Now here I am, adding guns to my most successful fantasy series.
Despite the ways I’ve changed over the years, despite my belief that fantasy should be (and is becoming) something more than the standard “guy living in idealized chivalrous England leaves his farm and saves the world,” a voice inside of me is screaming that nobody will buy this book. Because it has guns.
I don’t believe that voice, but I think it says something interesting about me and others like me. Perhaps we fantasy readers sometimes mix up correlation and causation in our fantasy novels. In fact, I’m more and more convinced that taste for a specific genre or medium is often built on shaky ground.
An example may help. I have a friend who once claimed he loved anime.
Over the years, he consistently found anime shows superior to what he found on television. But as he started to find more and more anime, he told me that he discovered something. He liked the anime he’d seen at first because these were the shows that were successful and well made, the ones with the quality or broad appeal to make the jump across cultures. He found that he didn’t like all anime—he only liked good anime.
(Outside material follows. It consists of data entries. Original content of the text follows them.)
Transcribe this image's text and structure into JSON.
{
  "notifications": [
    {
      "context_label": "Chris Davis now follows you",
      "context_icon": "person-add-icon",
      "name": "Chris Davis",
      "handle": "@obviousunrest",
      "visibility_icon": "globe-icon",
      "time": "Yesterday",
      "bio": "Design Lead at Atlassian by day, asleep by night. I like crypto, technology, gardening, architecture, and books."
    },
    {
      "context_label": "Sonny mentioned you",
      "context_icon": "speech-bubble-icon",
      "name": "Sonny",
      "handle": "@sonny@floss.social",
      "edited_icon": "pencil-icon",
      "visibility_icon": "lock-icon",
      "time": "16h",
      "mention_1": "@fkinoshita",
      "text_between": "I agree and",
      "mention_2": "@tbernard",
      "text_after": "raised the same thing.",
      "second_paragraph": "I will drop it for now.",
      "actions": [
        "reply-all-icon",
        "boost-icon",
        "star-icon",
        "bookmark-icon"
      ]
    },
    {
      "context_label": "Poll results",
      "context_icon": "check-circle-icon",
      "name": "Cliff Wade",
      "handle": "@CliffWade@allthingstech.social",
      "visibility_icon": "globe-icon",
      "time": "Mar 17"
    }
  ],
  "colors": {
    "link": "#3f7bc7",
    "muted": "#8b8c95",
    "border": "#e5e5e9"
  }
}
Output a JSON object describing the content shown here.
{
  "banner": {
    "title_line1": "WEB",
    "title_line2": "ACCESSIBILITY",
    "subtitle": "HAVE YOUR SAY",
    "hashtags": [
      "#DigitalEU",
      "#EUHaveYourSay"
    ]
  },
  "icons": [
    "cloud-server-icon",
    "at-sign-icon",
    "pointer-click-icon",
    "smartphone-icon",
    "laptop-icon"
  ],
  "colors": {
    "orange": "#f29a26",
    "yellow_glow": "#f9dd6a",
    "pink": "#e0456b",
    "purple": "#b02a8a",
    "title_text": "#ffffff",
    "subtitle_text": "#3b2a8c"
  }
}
Sure, the medium had something important to do with it—but his enjoyment came more from the quality of his sample than the entire medium.
Likewise, I’ve come to find that what I enjoy is a good story. Genre can enhance this—I’m probably going to like a good fantasy more than a good thriller or romance because worldbuilding and magic appeals to me. In the end, however, it isn’t the lack of guns (as my young self assumed) that draws me to fantasy stories. It’s the care for setting, pacing, and character development.
This is actually a correlation/causation fallacy, and I wonder if I’m the only one to have made it. Many of the books in the fantasy section we love (perhaps because of the setting attention or the types of writers attracted to fantasy and SF) have dragons. Do we therefore make the assumption that we only like books with dragons? These two things (the dragons and our enjoyment) are parallel to, but not completely responsible for one another.
On the other hand, maybe I just think about this kind of thing too much.
Either way, I present to you The Alloy of Law. A look at the Mistborn world several hundred years after the events of the original trilogy, where the industrial revolution has finally hit and knowledge of gunpowder is no longer suppressed. That means guns. Lots of guns. And magic too.
The young me might have been horrified, but the thirtysomething me finds the mix to be exciting, particularly in a world where the magic is directly related to metal